[Problem]
The full set of entries should be repeated without a single change.

[Dataset records]
━━━━━━━━

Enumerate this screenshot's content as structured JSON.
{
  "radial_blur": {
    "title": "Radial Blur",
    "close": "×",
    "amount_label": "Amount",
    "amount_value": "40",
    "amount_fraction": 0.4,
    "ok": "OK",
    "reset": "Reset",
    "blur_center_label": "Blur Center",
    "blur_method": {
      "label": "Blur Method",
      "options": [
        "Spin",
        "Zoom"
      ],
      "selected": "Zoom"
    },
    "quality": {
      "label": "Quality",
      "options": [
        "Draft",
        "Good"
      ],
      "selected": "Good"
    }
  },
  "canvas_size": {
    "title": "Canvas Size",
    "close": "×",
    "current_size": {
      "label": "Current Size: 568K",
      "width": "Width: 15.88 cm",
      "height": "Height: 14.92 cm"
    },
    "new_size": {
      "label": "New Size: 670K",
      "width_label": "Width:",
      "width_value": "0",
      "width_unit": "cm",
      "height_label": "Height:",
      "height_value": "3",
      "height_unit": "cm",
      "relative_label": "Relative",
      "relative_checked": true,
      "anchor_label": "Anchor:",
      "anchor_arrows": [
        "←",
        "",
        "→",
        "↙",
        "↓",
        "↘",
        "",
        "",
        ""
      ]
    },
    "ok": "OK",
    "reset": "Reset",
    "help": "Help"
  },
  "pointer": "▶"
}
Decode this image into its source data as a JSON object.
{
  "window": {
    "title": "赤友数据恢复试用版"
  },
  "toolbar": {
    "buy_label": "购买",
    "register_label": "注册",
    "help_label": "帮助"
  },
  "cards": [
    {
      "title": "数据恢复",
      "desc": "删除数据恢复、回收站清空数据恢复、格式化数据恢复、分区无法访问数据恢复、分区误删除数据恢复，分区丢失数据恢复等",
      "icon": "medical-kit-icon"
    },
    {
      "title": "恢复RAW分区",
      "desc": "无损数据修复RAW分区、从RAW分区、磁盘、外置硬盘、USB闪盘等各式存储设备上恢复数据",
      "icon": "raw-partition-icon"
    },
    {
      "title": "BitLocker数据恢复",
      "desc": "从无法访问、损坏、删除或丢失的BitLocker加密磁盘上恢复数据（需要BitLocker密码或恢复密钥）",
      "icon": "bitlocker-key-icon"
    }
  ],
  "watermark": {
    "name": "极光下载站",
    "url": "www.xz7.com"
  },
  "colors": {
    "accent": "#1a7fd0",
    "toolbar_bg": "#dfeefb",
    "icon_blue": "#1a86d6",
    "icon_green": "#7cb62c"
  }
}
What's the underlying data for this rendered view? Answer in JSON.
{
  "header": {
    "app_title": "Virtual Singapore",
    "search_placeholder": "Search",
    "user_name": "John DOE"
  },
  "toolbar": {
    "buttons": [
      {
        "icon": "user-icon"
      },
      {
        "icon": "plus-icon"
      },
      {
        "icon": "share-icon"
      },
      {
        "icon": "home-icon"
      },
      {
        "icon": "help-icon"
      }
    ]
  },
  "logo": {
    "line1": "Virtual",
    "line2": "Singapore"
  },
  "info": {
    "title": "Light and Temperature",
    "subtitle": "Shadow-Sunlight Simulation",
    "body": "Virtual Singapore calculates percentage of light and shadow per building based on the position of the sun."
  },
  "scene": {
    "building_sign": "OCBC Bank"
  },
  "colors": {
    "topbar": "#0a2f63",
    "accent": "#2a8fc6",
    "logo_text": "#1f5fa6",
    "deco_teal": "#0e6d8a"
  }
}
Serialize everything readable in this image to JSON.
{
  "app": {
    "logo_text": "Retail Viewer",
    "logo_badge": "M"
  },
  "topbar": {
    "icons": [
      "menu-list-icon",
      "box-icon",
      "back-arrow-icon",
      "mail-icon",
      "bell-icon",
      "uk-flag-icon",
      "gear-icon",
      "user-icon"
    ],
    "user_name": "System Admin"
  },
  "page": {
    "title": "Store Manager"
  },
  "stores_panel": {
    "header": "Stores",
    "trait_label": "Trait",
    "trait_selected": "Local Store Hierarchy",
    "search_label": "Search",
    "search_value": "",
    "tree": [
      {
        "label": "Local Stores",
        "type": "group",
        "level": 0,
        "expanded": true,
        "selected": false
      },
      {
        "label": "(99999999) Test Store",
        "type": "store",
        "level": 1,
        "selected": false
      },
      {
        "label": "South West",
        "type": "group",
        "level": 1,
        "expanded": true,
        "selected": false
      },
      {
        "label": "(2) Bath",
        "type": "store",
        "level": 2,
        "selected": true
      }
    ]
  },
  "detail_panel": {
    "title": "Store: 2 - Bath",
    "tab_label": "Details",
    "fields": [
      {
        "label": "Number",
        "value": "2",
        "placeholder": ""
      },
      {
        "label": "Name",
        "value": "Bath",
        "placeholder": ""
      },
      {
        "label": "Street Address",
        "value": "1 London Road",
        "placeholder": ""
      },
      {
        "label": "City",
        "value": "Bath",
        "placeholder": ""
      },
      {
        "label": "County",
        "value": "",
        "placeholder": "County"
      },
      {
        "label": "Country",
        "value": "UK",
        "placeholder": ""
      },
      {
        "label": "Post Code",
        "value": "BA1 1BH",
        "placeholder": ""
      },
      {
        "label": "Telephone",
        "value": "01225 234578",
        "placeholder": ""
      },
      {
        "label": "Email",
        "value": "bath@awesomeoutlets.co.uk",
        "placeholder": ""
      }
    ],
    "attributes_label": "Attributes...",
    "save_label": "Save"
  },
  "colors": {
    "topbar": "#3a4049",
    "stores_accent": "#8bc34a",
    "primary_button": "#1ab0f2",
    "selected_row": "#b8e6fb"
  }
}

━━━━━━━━

[Response area]
Enumerate this screenshot's content as structured JSON.
{
  "radial_blur": {
    "title": "Radial Blur",
    "close": "×",
    "amount_label": "Amount",
    "amount_value": "40",
    "amount_fraction": 0.4,
    "ok": "OK",
    "reset": "Reset",
    "blur_center_label": "Blur Center",
    "blur_method": {
      "label": "Blur Method",
      "options": [
        "Spin",
        "Zoom"
      ],
      "selected": "Zoom"
    },
    "quality": {
      "label": "Quality",
      "options": [
        "Draft",
        "Good"
      ],
      "selected": "Good"
    }
  },
  "canvas_size": {
    "title": "Canvas Size",
    "close": "×",
    "current_size": {
      "label": "Current Size: 568K",
      "width": "Width: 15.88 cm",
      "height": "Height: 14.92 cm"
    },
    "new_size": {
      "label": "New Size: 670K",
      "width_label": "Width:",
      "width_value": "0",
      "width_unit": "cm",
      "height_label": "Height:",
      "height_value": "3",
      "height_unit": "cm",
      "relative_label": "Relative",
      "relative_checked": true,
      "anchor_label": "Anchor:",
      "anchor_arrows": [
        "←",
        "",
        "→",
        "↙",
        "↓",
        "↘",
        "",
        "",
        ""
      ]
    },
    "ok": "OK",
    "reset": "Reset",
    "help": "Help"
  },
  "pointer": "▶"
}
Decode this image into its source data as a JSON object.
{
  "window": {
    "title": "赤友数据恢复试用版"
  },
  "toolbar": {
    "buy_label": "购买",
    "register_label": "注册",
    "help_label": "帮助"
  },
  "cards": [
    {
      "title": "数据恢复",
      "desc": "删除数据恢复、回收站清空数据恢复、格式化数据恢复、分区无法访问数据恢复、分区误删除数据恢复，分区丢失数据恢复等",
      "icon": "medical-kit-icon"
    },
    {
      "title": "恢复RAW分区",
      "desc": "无损数据修复RAW分区、从RAW分区、磁盘、外置硬盘、USB闪盘等各式存储设备上恢复数据",
      "icon": "raw-partition-icon"
    },
    {
      "title": "BitLocker数据恢复",
      "desc": "从无法访问、损坏、删除或丢失的BitLocker加密磁盘上恢复数据（需要BitLocker密码或恢复密钥）",
      "icon": "bitlocker-key-icon"
    }
  ],
  "watermark": {
    "name": "极光下载站",
    "url": "www.xz7.com"
  },
  "colors": {
    "accent": "#1a7fd0",
    "toolbar_bg": "#dfeefb",
    "icon_blue": "#1a86d6",
    "icon_green": "#7cb62c"
  }
}
What's the underlying data for this rendered view? Answer in JSON.
{
  "header": {
    "app_title": "Virtual Singapore",
    "search_placeholder": "Search",
    "user_name": "John DOE"
  },
  "toolbar": {
    "buttons": [
      {
        "icon": "user-icon"
      },
      {
        "icon": "plus-icon"
      },
      {
        "icon": "share-icon"
      },
      {
        "icon": "home-icon"
      },
      {
        "icon": "help-icon"
      }
    ]
  },
  "logo": {
    "line1": "Virtual",
    "line2": "Singapore"
  },
  "info": {
    "title": "Light and Temperature",
    "subtitle": "Shadow-Sunlight Simulation",
    "body": "Virtual Singapore calculates percentage of light and shadow per building based on the position of the sun."
  },
  "scene": {
    "building_sign": "OCBC Bank"
  },
  "colors": {
    "topbar": "#0a2f63",
    "accent": "#2a8fc6",
    "logo_text": "#1f5fa6",
    "deco_teal": "#0e6d8a"
  }
}
Serialize everything readable in this image to JSON.
{
  "app": {
    "logo_text": "Retail Viewer",
    "logo_badge": "M"
  },
  "topbar": {
    "icons": [
      "menu-list-icon",
      "box-icon",
      "back-arrow-icon",
      "mail-icon",
      "bell-icon",
      "uk-flag-icon",
      "gear-icon",
      "user-icon"
    ],
    "user_name": "System Admin"
  },
  "page": {
    "title": "Store Manager"
  },
  "stores_panel": {
    "header": "Stores",
    "trait_label": "Trait",
    "trait_selected": "Local Store Hierarchy",
    "search_label": "Search",
    "search_value": "",
    "tree": [
      {
        "label": "Local Stores",
        "type": "group",
        "level": 0,
        "expanded": true,
        "selected": false
      },
      {
        "label": "(99999999) Test Store",
        "type": "store",
        "level": 1,
        "selected": false
      },
      {
        "label": "South West",
        "type": "group",
        "level": 1,
        "expanded": true,
        "selected": false
      },
      {
        "label": "(2) Bath",
        "type": "store",
        "level": 2,
        "selected": true
      }
    ]
  },
  "detail_panel": {
    "title": "Store: 2 - Bath",
    "tab_label": "Details",
    "fields": [
      {
        "label": "Number",
        "value": "2",
        "placeholder": ""
      },
      {
        "label": "Name",
        "value": "Bath",
        "placeholder": ""
      },
      {
        "label": "Street Address",
        "value": "1 London Road",
        "placeholder": ""
      },
      {
        "label": "City",
        "value": "Bath",
        "placeholder": ""
      },
      {
        "label": "County",
        "value": "",
        "placeholder": "County"
      },
      {
        "label": "Country",
        "value": "UK",
        "placeholder": ""
      },
      {
        "label": "Post Code",
        "value": "BA1 1BH",
        "placeholder": ""
      },
      {
        "label": "Telephone",
        "value": "01225 234578",
        "placeholder": ""
      },
      {
        "label": "Email",
        "value": "bath@awesomeoutlets.co.uk",
        "placeholder": ""
      }
    ],
    "attributes_label": "Attributes...",
    "save_label": "Save"
  },
  "colors": {
    "topbar": "#3a4049",
    "stores_accent": "#8bc34a",
    "primary_button": "#1ab0f2",
    "selected_row": "#b8e6fb"
  }
}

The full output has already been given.